(Items from an interface collection)
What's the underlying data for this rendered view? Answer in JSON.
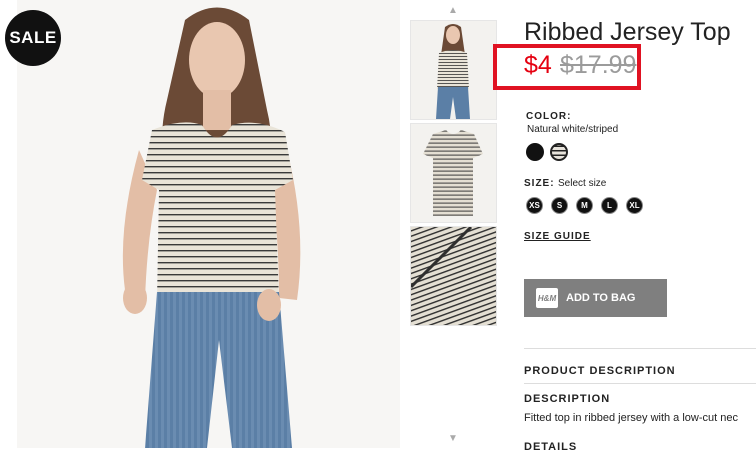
{
  "badge": {
    "label": "SALE"
  },
  "product": {
    "title": "Ribbed Jersey Top",
    "sale_price": "$4",
    "old_price": "$17.99"
  },
  "color": {
    "label": "COLOR:",
    "value": "Natural white/striped",
    "swatches": [
      {
        "name": "black",
        "hex": "#111111"
      },
      {
        "name": "natural white/striped",
        "hex": "#e8e4dc",
        "selected": true
      }
    ]
  },
  "size": {
    "label": "SIZE:",
    "placeholder": "Select size",
    "options": [
      "XS",
      "S",
      "M",
      "L",
      "XL"
    ]
  },
  "size_guide": {
    "label": "SIZE GUIDE"
  },
  "add_to_bag": {
    "label": "ADD TO BAG",
    "icon_text": "H&M",
    "color": "#7f7f7f"
  },
  "product_description": {
    "heading": "PRODUCT DESCRIPTION"
  },
  "description": {
    "heading": "DESCRIPTION",
    "text": "Fitted top in ribbed jersey with a low-cut nec"
  },
  "details": {
    "heading": "DETAILS"
  },
  "gallery": {
    "up_icon": "▲",
    "down_icon": "▼"
  },
  "colors": {
    "sale_red": "#e50010",
    "highlight_box": "#e01222"
  }
}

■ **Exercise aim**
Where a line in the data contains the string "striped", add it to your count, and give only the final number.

■ **Answer area**
2